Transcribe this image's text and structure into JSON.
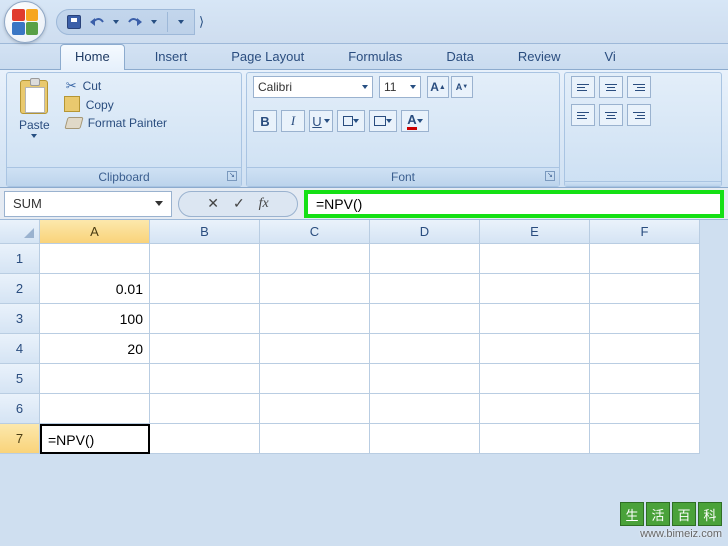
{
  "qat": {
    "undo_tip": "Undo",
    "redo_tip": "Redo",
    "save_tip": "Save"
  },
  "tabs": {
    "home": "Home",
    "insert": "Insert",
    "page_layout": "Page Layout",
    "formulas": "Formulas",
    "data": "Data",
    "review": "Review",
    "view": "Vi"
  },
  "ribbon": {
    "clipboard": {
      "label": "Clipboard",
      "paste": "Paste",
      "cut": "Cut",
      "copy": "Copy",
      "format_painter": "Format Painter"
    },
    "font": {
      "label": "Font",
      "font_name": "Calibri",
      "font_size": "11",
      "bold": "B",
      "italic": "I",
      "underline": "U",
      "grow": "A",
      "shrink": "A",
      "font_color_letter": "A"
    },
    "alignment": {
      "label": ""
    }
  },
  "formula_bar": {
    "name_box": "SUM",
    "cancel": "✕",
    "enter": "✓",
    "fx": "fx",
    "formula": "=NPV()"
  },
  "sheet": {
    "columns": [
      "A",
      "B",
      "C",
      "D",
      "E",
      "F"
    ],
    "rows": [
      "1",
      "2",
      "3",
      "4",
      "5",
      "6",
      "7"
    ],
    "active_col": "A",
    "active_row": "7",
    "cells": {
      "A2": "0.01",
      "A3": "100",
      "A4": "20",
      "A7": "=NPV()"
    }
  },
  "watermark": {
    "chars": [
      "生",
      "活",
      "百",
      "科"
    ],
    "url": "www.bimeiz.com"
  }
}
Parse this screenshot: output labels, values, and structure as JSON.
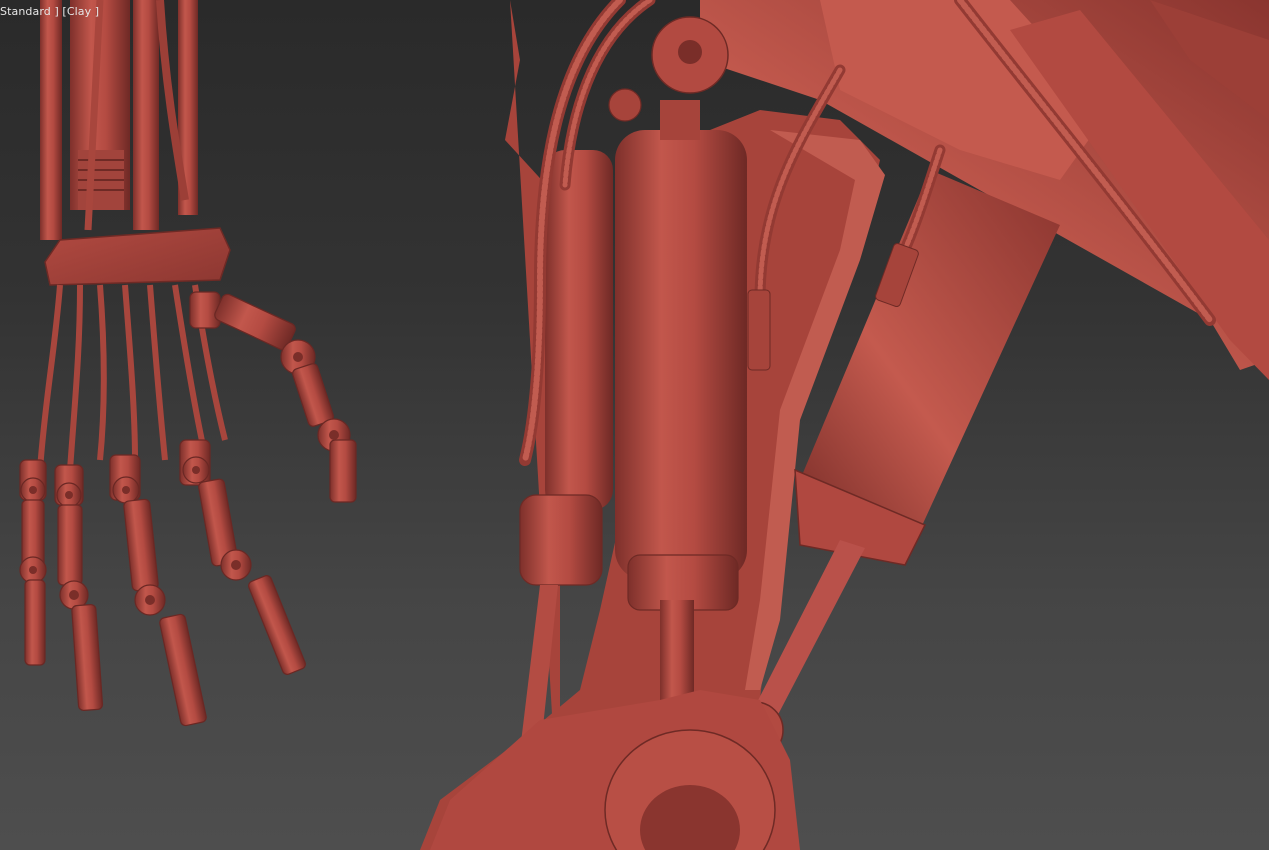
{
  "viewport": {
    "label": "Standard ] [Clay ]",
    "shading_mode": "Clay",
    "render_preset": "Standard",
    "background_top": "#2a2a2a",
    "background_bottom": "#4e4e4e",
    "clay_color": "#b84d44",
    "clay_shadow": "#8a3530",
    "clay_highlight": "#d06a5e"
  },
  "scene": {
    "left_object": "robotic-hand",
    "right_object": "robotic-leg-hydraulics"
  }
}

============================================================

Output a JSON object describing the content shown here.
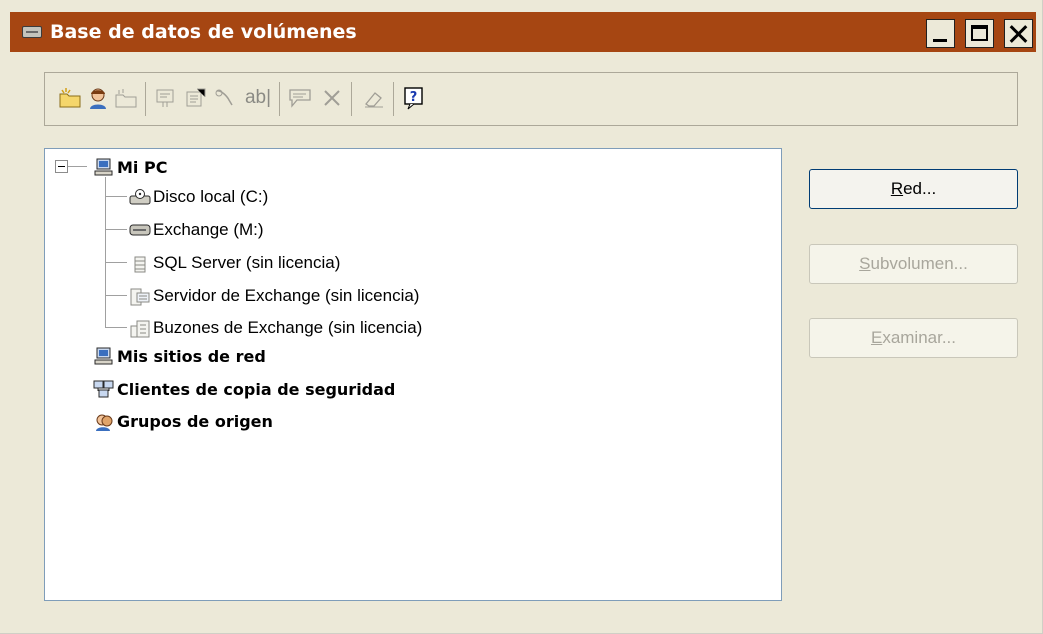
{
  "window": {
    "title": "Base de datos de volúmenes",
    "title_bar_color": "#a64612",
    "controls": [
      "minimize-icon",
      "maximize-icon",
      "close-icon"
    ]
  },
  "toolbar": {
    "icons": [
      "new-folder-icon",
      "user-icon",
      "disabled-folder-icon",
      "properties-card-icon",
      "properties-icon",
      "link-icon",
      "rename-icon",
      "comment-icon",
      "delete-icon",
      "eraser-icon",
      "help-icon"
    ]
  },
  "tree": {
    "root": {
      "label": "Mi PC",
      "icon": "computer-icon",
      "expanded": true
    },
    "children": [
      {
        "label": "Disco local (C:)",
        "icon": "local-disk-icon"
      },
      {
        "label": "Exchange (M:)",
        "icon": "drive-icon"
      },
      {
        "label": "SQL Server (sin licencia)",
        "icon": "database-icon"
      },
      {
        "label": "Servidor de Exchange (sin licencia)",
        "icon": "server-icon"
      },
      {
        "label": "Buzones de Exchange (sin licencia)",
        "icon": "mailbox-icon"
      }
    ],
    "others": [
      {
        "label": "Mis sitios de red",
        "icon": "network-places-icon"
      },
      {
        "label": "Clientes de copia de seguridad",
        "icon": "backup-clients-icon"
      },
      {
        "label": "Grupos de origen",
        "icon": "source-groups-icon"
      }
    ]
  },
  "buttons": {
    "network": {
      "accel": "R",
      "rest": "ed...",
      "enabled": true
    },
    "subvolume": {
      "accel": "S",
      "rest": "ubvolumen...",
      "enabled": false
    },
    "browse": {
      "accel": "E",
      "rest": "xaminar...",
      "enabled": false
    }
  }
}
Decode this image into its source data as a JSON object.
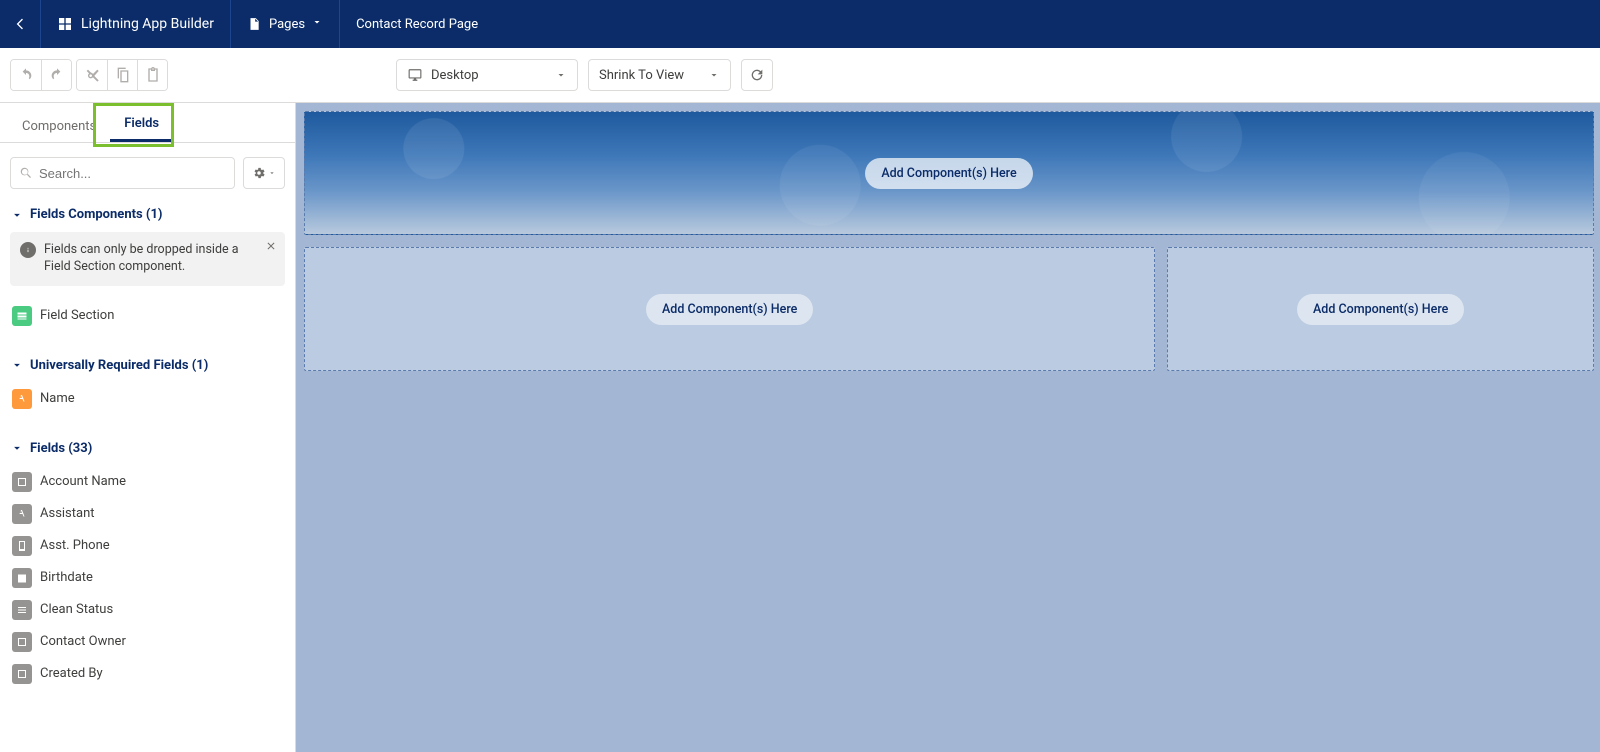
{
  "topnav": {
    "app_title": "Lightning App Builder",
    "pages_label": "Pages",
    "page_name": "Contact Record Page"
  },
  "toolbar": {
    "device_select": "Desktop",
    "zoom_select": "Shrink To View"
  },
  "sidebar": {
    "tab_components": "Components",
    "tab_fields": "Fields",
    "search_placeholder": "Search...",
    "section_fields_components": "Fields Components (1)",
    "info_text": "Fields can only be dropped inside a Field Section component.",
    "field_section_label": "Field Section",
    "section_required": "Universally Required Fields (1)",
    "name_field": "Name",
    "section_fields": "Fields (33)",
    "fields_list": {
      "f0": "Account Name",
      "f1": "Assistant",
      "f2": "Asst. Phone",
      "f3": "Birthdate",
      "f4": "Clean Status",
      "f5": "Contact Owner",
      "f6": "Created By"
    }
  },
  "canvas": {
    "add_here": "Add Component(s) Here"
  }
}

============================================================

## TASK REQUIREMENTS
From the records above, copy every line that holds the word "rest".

## FINISHED EXERCISE
      "rest": "ed...",
      "rest": "ubvolumen...",
      "rest": "xaminar...",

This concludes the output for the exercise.